◆ **Exercise**
Find the word "title" in the listing below. Copy every line that has it.

◆ **Information supplied**
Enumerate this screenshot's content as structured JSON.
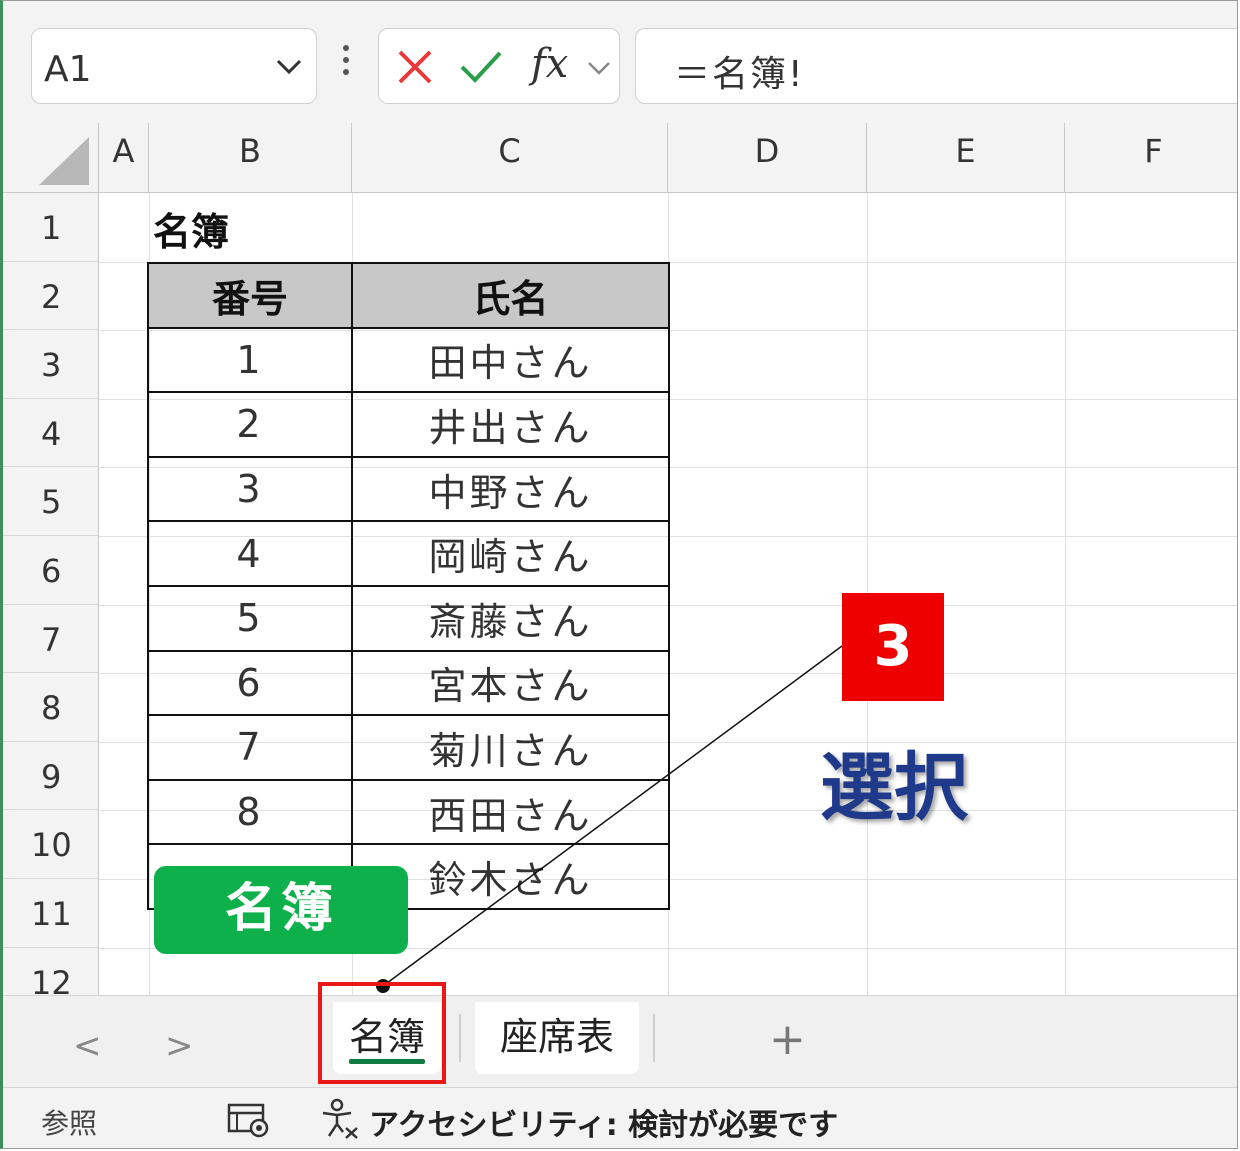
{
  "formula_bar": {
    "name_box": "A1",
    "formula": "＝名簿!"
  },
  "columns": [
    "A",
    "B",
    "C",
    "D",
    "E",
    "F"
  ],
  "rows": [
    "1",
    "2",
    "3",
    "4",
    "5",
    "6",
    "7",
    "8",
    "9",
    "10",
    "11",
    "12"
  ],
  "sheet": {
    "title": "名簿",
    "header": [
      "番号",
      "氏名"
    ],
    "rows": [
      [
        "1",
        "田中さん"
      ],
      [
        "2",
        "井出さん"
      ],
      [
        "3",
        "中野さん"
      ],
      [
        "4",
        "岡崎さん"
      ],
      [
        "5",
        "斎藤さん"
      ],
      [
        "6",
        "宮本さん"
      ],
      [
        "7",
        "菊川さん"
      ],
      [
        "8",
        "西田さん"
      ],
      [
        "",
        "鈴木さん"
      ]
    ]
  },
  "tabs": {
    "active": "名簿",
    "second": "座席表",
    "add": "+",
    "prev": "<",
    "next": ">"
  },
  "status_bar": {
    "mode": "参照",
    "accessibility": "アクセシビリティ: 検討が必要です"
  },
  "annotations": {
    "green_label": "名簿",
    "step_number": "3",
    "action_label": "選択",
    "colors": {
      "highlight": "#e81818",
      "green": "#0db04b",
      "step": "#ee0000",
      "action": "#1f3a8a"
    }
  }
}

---

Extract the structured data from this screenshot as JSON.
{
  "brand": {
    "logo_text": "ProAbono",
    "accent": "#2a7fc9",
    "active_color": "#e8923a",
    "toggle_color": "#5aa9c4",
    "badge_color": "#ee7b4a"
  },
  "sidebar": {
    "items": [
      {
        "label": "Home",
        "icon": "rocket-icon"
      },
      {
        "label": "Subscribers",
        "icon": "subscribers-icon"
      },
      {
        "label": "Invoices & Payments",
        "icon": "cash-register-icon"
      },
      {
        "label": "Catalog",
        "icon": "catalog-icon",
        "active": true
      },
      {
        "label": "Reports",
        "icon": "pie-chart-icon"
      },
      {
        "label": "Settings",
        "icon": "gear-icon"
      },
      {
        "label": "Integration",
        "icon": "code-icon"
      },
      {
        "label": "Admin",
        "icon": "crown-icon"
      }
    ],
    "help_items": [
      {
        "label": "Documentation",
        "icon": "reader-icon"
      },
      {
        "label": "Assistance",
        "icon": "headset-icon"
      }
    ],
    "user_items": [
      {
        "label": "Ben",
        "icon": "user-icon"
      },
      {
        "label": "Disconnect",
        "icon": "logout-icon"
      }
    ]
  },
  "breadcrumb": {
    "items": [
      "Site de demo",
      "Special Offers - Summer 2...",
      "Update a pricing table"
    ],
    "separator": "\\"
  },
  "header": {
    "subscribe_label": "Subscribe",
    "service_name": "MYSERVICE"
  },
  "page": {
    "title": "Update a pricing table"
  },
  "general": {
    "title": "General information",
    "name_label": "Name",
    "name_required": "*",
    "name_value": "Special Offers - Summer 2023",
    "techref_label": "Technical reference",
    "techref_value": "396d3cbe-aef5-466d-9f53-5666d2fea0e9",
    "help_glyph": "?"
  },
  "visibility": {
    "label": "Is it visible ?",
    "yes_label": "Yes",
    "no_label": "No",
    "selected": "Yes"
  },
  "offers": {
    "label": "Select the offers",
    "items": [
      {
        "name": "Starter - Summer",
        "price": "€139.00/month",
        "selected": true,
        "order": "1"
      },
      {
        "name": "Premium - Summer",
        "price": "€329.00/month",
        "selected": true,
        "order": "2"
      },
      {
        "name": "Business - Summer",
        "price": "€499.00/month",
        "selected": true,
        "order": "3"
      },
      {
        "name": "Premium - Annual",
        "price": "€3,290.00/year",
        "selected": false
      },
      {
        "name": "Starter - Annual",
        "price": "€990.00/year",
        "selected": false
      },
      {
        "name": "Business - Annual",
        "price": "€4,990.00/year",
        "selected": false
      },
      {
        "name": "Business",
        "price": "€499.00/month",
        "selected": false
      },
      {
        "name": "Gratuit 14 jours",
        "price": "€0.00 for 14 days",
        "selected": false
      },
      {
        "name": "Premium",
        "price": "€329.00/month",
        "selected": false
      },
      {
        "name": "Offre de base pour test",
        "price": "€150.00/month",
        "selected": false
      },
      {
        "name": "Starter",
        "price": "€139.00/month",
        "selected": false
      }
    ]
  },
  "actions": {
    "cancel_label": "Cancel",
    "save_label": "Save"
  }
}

◆ **Task output**
    "title": "名簿",
    "title": "Update a pricing table"
    "title": "General information",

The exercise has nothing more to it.